Yes! Interested competitors are welcome to reach out to ToolsCompetition@the-learning-agency.com with questions or feedback.
Additional avenues for support, including 1:1 feedback calls and office hours, will be emailed out to our email list, so please make sure to sign up for updates here.
We also recommend joining the Learning Engineering Google Group. Opportunities for partnership and additional support are also frequently posted there.
If you need help identifying a researcher, please reach out to Toolscompetition@the-learning-agency.com. We have a large and growing network of researchers who can assist platforms with:
We can facilitate connections to researchers through individual requests or broader networking listservs and events.
You can also read our blog for other suggestions on how to connect with external researchers.
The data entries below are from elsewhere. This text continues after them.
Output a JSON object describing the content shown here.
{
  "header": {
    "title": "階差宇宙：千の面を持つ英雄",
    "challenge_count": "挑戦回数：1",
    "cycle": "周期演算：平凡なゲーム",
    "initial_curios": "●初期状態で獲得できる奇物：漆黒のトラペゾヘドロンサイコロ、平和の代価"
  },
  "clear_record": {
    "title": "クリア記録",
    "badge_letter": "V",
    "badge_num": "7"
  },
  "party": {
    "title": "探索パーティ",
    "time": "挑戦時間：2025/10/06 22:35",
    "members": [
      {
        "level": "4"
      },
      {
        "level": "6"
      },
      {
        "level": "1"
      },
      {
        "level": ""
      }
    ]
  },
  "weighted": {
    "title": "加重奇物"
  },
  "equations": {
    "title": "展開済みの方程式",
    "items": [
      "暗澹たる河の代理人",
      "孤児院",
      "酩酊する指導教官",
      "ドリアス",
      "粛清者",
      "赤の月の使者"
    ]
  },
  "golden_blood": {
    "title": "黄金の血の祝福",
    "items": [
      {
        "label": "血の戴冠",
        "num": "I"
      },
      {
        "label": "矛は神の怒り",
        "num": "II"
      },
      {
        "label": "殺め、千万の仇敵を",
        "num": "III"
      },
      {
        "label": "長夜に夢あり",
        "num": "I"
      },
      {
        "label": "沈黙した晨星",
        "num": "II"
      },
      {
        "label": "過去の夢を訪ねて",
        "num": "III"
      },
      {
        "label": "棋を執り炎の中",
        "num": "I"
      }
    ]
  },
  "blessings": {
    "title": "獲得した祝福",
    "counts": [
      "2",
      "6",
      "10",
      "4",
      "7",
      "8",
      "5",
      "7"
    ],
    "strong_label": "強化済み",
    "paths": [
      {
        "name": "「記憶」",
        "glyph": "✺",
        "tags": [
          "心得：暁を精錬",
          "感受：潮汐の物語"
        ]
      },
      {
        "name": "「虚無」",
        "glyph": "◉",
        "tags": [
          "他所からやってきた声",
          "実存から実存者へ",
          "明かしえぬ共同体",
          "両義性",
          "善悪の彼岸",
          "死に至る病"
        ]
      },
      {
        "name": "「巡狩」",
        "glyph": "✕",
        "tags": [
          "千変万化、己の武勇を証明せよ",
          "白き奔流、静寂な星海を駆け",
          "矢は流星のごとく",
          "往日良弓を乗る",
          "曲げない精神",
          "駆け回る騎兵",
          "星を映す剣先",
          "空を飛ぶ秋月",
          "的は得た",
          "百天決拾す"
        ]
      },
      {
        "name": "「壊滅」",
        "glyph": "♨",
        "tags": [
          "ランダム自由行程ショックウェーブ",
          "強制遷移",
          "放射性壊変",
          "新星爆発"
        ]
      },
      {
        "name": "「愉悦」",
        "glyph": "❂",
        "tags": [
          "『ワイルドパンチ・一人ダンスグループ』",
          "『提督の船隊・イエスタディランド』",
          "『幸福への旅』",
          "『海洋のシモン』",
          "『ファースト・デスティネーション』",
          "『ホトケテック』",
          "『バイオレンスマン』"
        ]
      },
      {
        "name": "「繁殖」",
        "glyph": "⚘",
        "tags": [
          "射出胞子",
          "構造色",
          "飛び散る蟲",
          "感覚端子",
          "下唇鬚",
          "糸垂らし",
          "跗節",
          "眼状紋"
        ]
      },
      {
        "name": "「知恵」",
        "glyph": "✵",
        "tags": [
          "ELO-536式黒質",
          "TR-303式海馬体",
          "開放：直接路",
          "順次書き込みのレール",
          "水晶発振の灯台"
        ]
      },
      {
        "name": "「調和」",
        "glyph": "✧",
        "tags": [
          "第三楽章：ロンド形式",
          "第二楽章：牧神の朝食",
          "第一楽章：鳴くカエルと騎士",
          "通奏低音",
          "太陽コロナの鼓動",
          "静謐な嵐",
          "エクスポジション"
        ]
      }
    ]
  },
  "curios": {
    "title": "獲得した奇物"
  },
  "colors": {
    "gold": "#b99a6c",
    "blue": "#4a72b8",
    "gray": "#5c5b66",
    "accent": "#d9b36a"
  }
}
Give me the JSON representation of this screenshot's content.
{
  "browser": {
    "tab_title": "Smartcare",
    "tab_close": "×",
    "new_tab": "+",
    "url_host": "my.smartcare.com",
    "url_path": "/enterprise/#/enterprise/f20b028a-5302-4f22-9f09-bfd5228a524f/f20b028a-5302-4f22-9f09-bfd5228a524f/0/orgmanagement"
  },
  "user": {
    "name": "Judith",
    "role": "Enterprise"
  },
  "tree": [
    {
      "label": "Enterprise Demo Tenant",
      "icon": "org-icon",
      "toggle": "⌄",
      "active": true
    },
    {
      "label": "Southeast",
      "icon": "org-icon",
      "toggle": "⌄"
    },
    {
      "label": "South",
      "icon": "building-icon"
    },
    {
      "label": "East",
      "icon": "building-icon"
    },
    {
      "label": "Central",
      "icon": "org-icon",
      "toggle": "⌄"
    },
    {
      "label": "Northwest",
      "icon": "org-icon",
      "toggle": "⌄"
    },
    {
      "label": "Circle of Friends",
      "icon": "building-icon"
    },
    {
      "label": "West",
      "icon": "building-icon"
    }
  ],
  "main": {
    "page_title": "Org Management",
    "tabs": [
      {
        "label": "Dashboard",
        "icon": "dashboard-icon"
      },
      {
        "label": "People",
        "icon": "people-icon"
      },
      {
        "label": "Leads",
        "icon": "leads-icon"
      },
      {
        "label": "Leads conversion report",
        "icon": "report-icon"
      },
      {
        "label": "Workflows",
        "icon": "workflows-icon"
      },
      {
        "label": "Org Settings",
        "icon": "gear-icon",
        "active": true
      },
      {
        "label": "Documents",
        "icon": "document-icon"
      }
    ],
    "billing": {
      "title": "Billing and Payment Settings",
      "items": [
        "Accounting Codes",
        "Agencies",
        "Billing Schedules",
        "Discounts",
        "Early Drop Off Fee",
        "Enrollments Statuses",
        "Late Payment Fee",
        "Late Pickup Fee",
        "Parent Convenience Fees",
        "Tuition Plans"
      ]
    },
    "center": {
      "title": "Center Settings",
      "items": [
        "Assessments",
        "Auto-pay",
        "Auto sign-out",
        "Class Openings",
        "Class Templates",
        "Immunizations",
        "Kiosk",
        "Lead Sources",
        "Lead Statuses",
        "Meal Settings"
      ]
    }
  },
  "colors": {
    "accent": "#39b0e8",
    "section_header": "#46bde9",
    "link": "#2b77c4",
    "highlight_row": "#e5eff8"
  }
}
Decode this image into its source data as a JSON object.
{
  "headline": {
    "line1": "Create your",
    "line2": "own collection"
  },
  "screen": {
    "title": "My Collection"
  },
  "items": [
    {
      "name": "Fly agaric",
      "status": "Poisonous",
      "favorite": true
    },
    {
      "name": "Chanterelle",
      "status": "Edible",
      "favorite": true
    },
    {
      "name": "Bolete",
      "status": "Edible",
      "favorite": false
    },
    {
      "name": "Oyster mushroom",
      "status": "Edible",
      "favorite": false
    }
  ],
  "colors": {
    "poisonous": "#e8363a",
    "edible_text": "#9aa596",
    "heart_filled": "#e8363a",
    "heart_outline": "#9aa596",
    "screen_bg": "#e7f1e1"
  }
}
Competitors seeking a Growth Phase or Transform Phase Award must have commitment from one or more external researchers that they are interested in using the data from their platform by the time they submit their detailed proposal for Phase II, which is due February 24th, 2023.
This does not need to be a formal agreement, and the researcher does not need to have already secured funding. Instead, we want to see that you have started forming partnerships with external researchers to share your data and consider how that will require you to adapt your tool.
Most importantly, the tool must be designed so that multiple researchers can access data from the platform over time. Given this, we assume that if the researcher you are working with falls through for a reason, you will be able to establish another partnership quickly.
Winners will receive their award by check or bank transfer in two installments.
Winners will receive the first installment soon after winning. Winners will receive the second installment of the award after Product Review Day if they are making sufficient progress on the plan they outlined in their Phase 2 proposal.
Winners will present during a virtual Product Review Day to their peers and others in the field to get feedback and perspective on their progress.
Approximately one year after winners are notified, winners will convene again to present their progress in a Demo Day.
Yes! We strive to support all competitors, not just winners. At each phase, the organizers will compile lists of opportunities for additional funding, support, mentorship, and partnership.
We also encourage your team, if not selected, to stay in touch with the organizers through ToolsCompetition@the-learning-agency.com and the Learning Engineering Google Group.
Competition organizers are eager to support winners and learn from their work to inform future resources for competitors and winners. To do so, all winners will participate in an impact study during which research advisors will work with you to incorporate new measures into your internal evaluation process. In addition, all winners will complete two surveys each year for 3-5 years after winning. That will include completing two surveys annually.